Daily Devotions


Day 340

The Failure of the Jewish Judicial System

Text: Matthew 27 : 1 - 31

Jesus’ trial before the Sanhedrin Council showed up the terrible defects of its judicial system. The judicial system was supposed to operate on ancient Mosaic laws that was second to none insofar as morality and justice were concerned. No laws could have been more humane and God-centered simultaneously than that prescribed in the laws of Moses. The failure of the judicial system of Israel was not due to the infrastructure as such, but must be traced to the wicked capriciousness of ungodly men who merely paid lip service to God and His laws. The judicial system was no more than a legal tool used to serve selfishly wanton purposes!


Jesus stood condemned by the Sanhedrin Council. He was now sent to be tried under Roman law. How would He fare under that system?

“Now Jesus stood before the governor.
And the governor asked Him, saying,
‘Are you the king of the Jews?’
Jesus said to Him, ‘It is as you say.'”

1. No Jury

There wasn’t a jury in the Roman judicial system. Every case tried was to be decided by the procurator or governor.

2. The power of the procurator (governor)

a) The many roles of the governor

i) He functioned as the financial administrator of Rome. He was to ensure that all taxes were paid promptly.

ii) He was also the chief military personnel. He represented the might of Rome. As procurator he had 3000 Roman troops at his command. He had wide military powers. Only the Roman legate in Syria could overrule his decision.

iii) He also played the role of a judge. He had judicial and administrative powers as well.

b) How well were Roman governors trained as judges?

Was Pilate legally trained to handle cases that were brought to him? Apparently not. Roman governors were more military men than trained to administer justice!

i) The Roman judicial system was not codified at this point of time!

ii) If governors were in doubt, they could always write to the emperor for guidance.

iii) There were a few laws that all Roman governors were to bear in mind. These laws were quite uncomplicated. They were to maintain the Pax Romana – the peace of Rome. They were to ensure that no one questioned the power of Rome.

iv) Much depended on the experience and wisdom of each individual governor. If he were a man of integrity, he would do his best to uphold justice to the best of his knowledge. If he were a corrupt individual, he could get away with a lot of things. The power given to him by Rome was most significant! Life and death were in his hands!


Pilate’s questioning of Jesus was both direct and telling. He asked if Jesus thought Himself as “The king of the Jews”. That was his prime concern. Was Jesus one of the many who would arise from time to time, to challenge the might of Rome? The Jews loved their independence. Judea enjoyed independence before General Pompey conquered the region in 64 BC. King Herod the Great, sometimes called King Herod the Cruel, through shrewd politics won for himself the title of “king”. However, after his death, his kingdom was split into three. His sons had to be content with ruling a divided kingdom. Judea was to have a Roman procurator as well. The powers of the Jewish ethnarch (“king”) were limited.

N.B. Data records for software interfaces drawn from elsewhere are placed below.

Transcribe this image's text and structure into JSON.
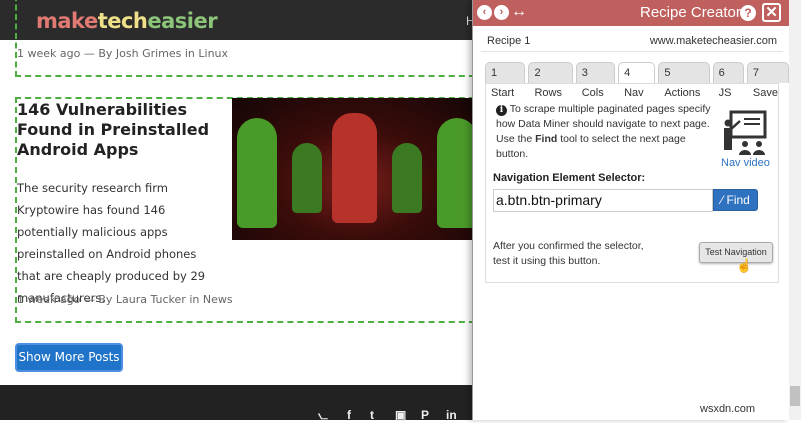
{
  "site": {
    "logo": [
      "make",
      "tech",
      "easier"
    ],
    "nav_partial": "H",
    "posts": [
      {
        "meta": "1 week ago — By Josh Grimes in Linux"
      },
      {
        "title": "146 Vulnerabilities Found in Preinstalled Android Apps",
        "excerpt": "The security research firm Kryptowire has found 146 potentially malicious apps preinstalled on Android phones that are cheaply produced by 29 manufacturers.",
        "meta": "1 week ago — By Laura Tucker in News"
      }
    ],
    "show_more_label": "Show More Posts",
    "social_icons": [
      "rss-icon",
      "facebook-icon",
      "twitter-icon",
      "instagram-icon",
      "pinterest-icon",
      "linkedin-icon"
    ],
    "social_glyphs": [
      "⦦",
      "f",
      "t",
      "▣",
      "P",
      "in"
    ]
  },
  "panel": {
    "title": "Recipe Creator",
    "help": "?",
    "close": "✕",
    "back": "‹",
    "forward": "›",
    "resize": "↔",
    "recipe_name": "Recipe 1",
    "domain": "www.maketecheasier.com",
    "tabs": [
      "1 Start",
      "2 Rows",
      "3 Cols",
      "4 Nav",
      "5 Actions",
      "6 JS",
      "7 Save"
    ],
    "active_tab": "4 Nav",
    "info_pre": "To scrape multiple paginated pages specify how Data Miner should navigate to next page. Use the ",
    "info_bold": "Find",
    "info_post": " tool to select the next page button.",
    "nav_video": "Nav video",
    "selector_label": "Navigation Element Selector:",
    "selector_value": "a.btn.btn-primary",
    "find_label": "Find",
    "after_text": "After you confirmed the selector, test it using this button.",
    "test_button": "Test Navigation",
    "accent": "#c0605e"
  },
  "watermark": "wsxdn.com"
}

The main concern of the Roman governor was to ensure the peace and power of Rome. If Jesus posed a political threat to Rome, Pilate’s course of action was clear. He would nip the problem in the bud. He could use whatever means he thought fit to quell any attempted uprising. Was Jesus “king of the Jews”?

Jesus’ reply was enigmatic. “It is as you say.” He did not deny the charge that Pilate raised up. How should Pilate understand this reply?

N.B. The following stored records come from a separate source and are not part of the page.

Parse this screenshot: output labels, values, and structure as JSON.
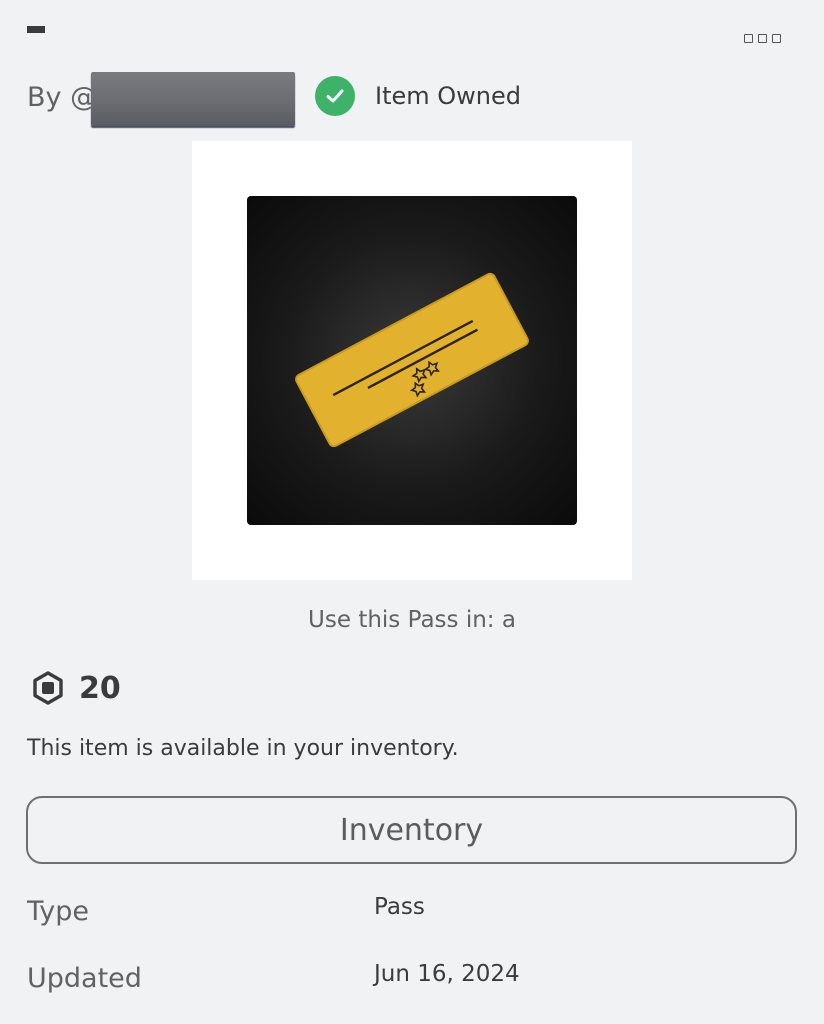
{
  "header": {
    "creator_prefix": "By @",
    "owned_label": "Item Owned",
    "more_icon": "more-options-icon"
  },
  "thumbnail": {
    "icon": "golden-ticket-pass-icon",
    "ticket_color": "#e0b12e",
    "background_color": "#1a1a1a"
  },
  "usage": {
    "text": "Use this Pass in: a"
  },
  "price": {
    "icon": "robux-icon",
    "value": "20"
  },
  "availability": {
    "text": "This item is available in your inventory."
  },
  "actions": {
    "inventory_label": "Inventory"
  },
  "details": [
    {
      "key": "Type",
      "value": "Pass"
    },
    {
      "key": "Updated",
      "value": "Jun 16, 2024"
    }
  ],
  "colors": {
    "owned_check": "#3fb26a",
    "background": "#f1f2f4"
  }
}
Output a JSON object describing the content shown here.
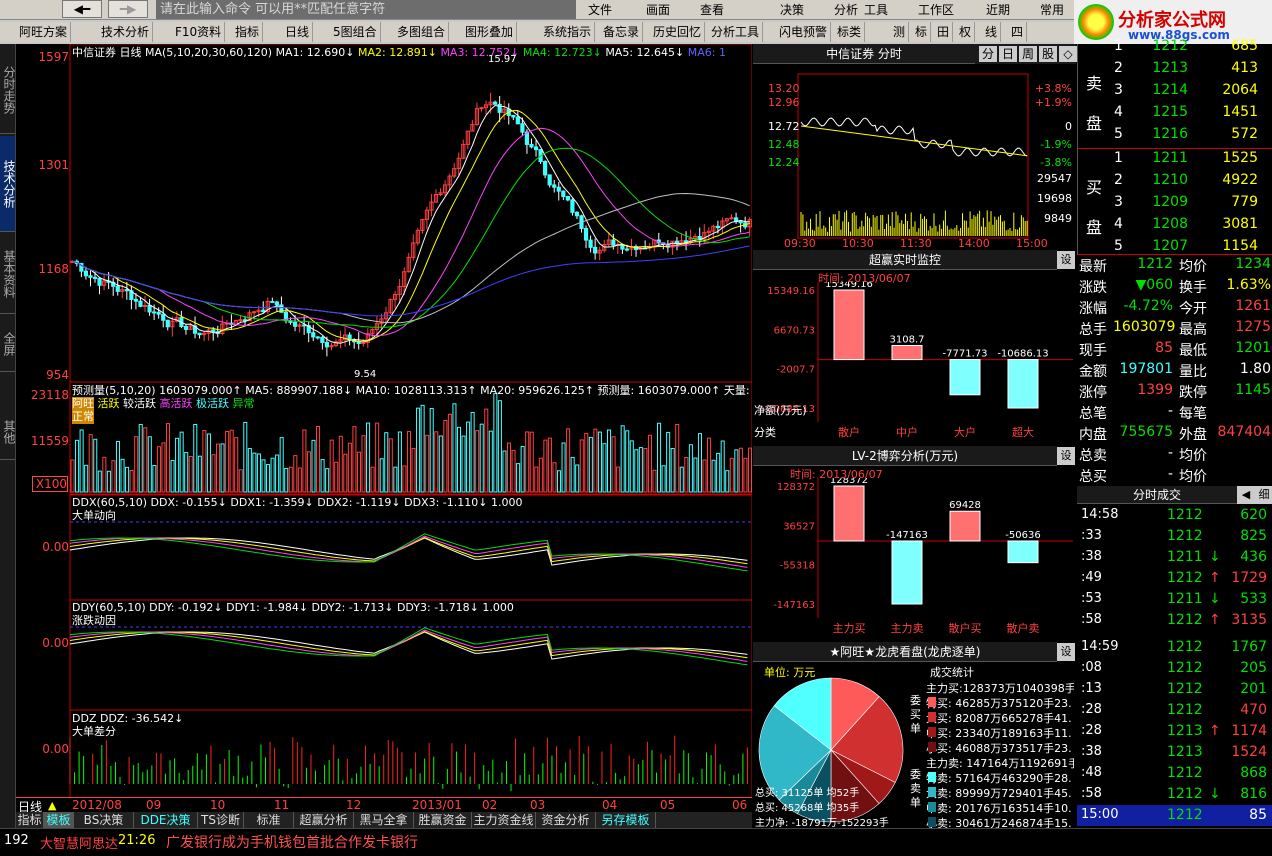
{
  "toolbar": {
    "back_icon": "left-arrow-icon",
    "fwd_icon": "right-arrow-icon",
    "cmd_placeholder": "请在此输入命令    可以用**匹配任意字符",
    "menus": [
      "文件",
      "画面",
      "查看",
      "决策",
      "分析",
      "工具",
      "工作区",
      "近期",
      "常用"
    ],
    "tabs2": [
      "阿旺方案",
      "技术分析",
      "F10资料",
      "指标",
      "日线",
      "5图组合",
      "多图组合",
      "图形叠加",
      "系统指示",
      "备忘录",
      "历史回忆",
      "分析工具",
      "闪电预警",
      "标类",
      "测",
      "标",
      "田",
      "权",
      "线",
      "四"
    ],
    "logo": "分析家公式网",
    "logo_url": "www.88gs.com"
  },
  "leftbar": [
    "分时走势",
    "技术分析",
    "基本资料",
    "全屏",
    "其他"
  ],
  "main": {
    "title": "中信证券 日线  MA(5,10,20,30,60,120)",
    "ma": [
      "MA1: 12.690↓",
      "MA2: 12.891↓",
      "MA3: 12.752↓",
      "MA4: 12.723↓",
      "MA5: 12.645↓",
      "MA6: 1"
    ],
    "yticks": [
      "1597",
      "1301",
      "1168",
      "954"
    ],
    "high_label": "15.97",
    "low_label": "9.54",
    "vol_title": "预测量(5,10,20) 1603079.000↑ MA5: 889907.188↓ MA10: 1028113.313↑ MA20: 959626.125↑ 预测量: 1603079.000↑ 天量:",
    "vol_legend": [
      "阿旺",
      "活跃",
      "较活跃",
      "高活跃",
      "极活跃",
      "异常"
    ],
    "vol_legend2": "正常",
    "vol_yticks": [
      "23118",
      "11559",
      "X100"
    ],
    "ddx_title": "DDX(60,5,10) DDX: -0.155↓ DDX1: -1.359↓ DDX2: -1.119↓ DDX3: -1.110↓ 1.000",
    "ddx_label": "大单动向",
    "ddx_y": "0.00",
    "ddy_title": "DDY(60,5,10) DDY: -0.192↓ DDY1: -1.984↓ DDY2: -1.713↓ DDY3: -1.718↓ 1.000",
    "ddy_label": "涨跌动因",
    "ddy_y": "0.00",
    "ddz_title": "DDZ DDZ: -36.542↓",
    "ddz_label": "大单差分",
    "ddz_y": "0.00",
    "period": "日线",
    "xdates": [
      "2012/08",
      "09",
      "10",
      "11",
      "12",
      "2013/01",
      "02",
      "03",
      "04",
      "05",
      "06"
    ]
  },
  "intraday": {
    "title": "中信证券 分时",
    "tabs": [
      "分",
      "日",
      "周",
      "股",
      "◇"
    ],
    "prices": [
      "13.20",
      "12.96",
      "12.72",
      "12.48",
      "12.24"
    ],
    "pcts": [
      "+3.8%",
      "+1.9%",
      "0",
      "-1.9%",
      "-3.8%"
    ],
    "vols": [
      "29547",
      "19698",
      "9849"
    ],
    "times": [
      "09:30",
      "10:30",
      "11:30",
      "14:00",
      "15:00"
    ]
  },
  "chaoying": {
    "title": "超赢实时监控",
    "date": "时间: 2013/06/07",
    "yt": [
      "15349.16",
      "6670.73",
      "-2007.7",
      "-10686.13"
    ],
    "vals": [
      "15349.16",
      "3108.7",
      "-7771.73",
      "-10686.13"
    ],
    "unit": "净额(万元)",
    "cat": "分类",
    "cats": [
      "散户",
      "中户",
      "大户",
      "超大"
    ],
    "set": "设"
  },
  "lv2": {
    "title": "LV-2博弈分析(万元)",
    "date": "时间: 2013/06/07",
    "yt": [
      "128372",
      "36527",
      "-55318",
      "-147163"
    ],
    "vals": [
      "128372",
      "-147163",
      "69428",
      "-50636"
    ],
    "cats": [
      "主力买",
      "主力卖",
      "散户买",
      "散户卖"
    ]
  },
  "dragon": {
    "title": "★阿旺★龙虎看盘(龙虎逐单)",
    "unit": "单位: 万元",
    "stat": "成交统计",
    "buy_lines": [
      "主力买:128373万1040398手",
      "特买: 46285万375120手23.",
      "大买: 82087万665278手41.",
      "中买: 23340万189163手11.",
      "小买: 46088万373517手23."
    ],
    "sell_lines": [
      "主力卖: 147164万1192691手",
      "特卖: 57164万463290手28.",
      "大卖: 89999万729401手45.",
      "中卖: 20176万163514手10.",
      "小卖: 30461万246874手15."
    ],
    "wei_buy": "委买单",
    "wei_sell": "委卖单",
    "pie_tot1": "总买: 31125单 均52手",
    "pie_tot2": "总买: 45268单 均35手",
    "pie_net": "主力净: -18791万-152293手"
  },
  "orderbook": {
    "sell_label": "卖盘",
    "buy_label": "买盘",
    "sells": [
      [
        "5",
        "1216",
        "572"
      ],
      [
        "4",
        "1215",
        "1451"
      ],
      [
        "3",
        "1214",
        "2064"
      ],
      [
        "2",
        "1213",
        "413"
      ],
      [
        "1",
        "1212",
        "685"
      ]
    ],
    "buys": [
      [
        "1",
        "1211",
        "1525"
      ],
      [
        "2",
        "1210",
        "4922"
      ],
      [
        "3",
        "1209",
        "779"
      ],
      [
        "4",
        "1208",
        "3081"
      ],
      [
        "5",
        "1207",
        "1154"
      ]
    ]
  },
  "quote": [
    [
      "最新",
      "1212",
      "均价",
      "1234"
    ],
    [
      "涨跌",
      "▼060",
      "换手",
      "1.63%"
    ],
    [
      "涨幅",
      "-4.72%",
      "今开",
      "1261"
    ],
    [
      "总手",
      "1603079",
      "最高",
      "1275"
    ],
    [
      "现手",
      "85",
      "最低",
      "1201"
    ],
    [
      "金额",
      "197801",
      "量比",
      "1.80"
    ],
    [
      "涨停",
      "1399",
      "跌停",
      "1145"
    ],
    [
      "总笔",
      "-",
      "每笔",
      ""
    ],
    [
      "内盘",
      "755675",
      "外盘",
      "847404"
    ],
    [
      "总卖",
      "-",
      "均价",
      ""
    ],
    [
      "总买",
      "-",
      "均价",
      ""
    ]
  ],
  "ticks_title": "分时成交",
  "ticks_btns": [
    "◀",
    "细"
  ],
  "ticks": [
    [
      "14:58",
      "1212",
      "",
      "620"
    ],
    [
      ":33",
      "1212",
      "",
      "825"
    ],
    [
      ":38",
      "1211",
      "↓",
      "436"
    ],
    [
      ":49",
      "1212",
      "↑",
      "1729"
    ],
    [
      ":53",
      "1211",
      "↓",
      "533"
    ],
    [
      ":58",
      "1212",
      "↑",
      "3135"
    ],
    [
      "14:59",
      "1212",
      "",
      "1767"
    ],
    [
      ":08",
      "1212",
      "",
      "205"
    ],
    [
      ":13",
      "1212",
      "",
      "201"
    ],
    [
      ":28",
      "1212",
      "",
      "470"
    ],
    [
      ":28",
      "1213",
      "↑",
      "1174"
    ],
    [
      ":38",
      "1213",
      "",
      "1524"
    ],
    [
      ":48",
      "1212",
      "",
      "868"
    ],
    [
      ":58",
      "1212",
      "↓",
      "816"
    ],
    [
      "15:00",
      "1212",
      "",
      "85"
    ]
  ],
  "bottomtabs": [
    "指标",
    "模板",
    "BS决策",
    "DDE决策",
    "TS诊断",
    "标准",
    "超赢分析",
    "黑马全拿",
    "胜赢资金",
    "主力资金线",
    "资金分析",
    "另存模板"
  ],
  "status": {
    "code": "192",
    "name": "大智慧阿思达",
    "time": "21:26",
    "news": "广发银行成为手机钱包首批合作发卡银行"
  },
  "colors": {
    "up": "#ff4040",
    "down": "#00e000",
    "panel_bg": "#000000"
  }
}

1. Jesus was no military man

That would be the most obvious thing to note. He had no army. He did not have a military bearing about Him. How was He king?

2. Jesus was no politician either

Pilate knew what politics were like in Rome. Political fortunes rose and fell depending on many factors, the most obvious was “men of means and influence”. However, Jesus was no politician. That was obvious too. No one should fear a Man like Jesus where politics were concerned!

3. Jesus was a thorn in the flesh to the Jews

A third fact became obvious. The Jewish hierarchy wanted Pilate to find him guilty of treason so that He could be put to death!

Pilate had the power to decide either way. He could reject the charges of the Jews outright, and Jesus would be a free man. He could also find Jesus guilty and He could be sentenced to death. A man’s life hung in the balance. How should he decide?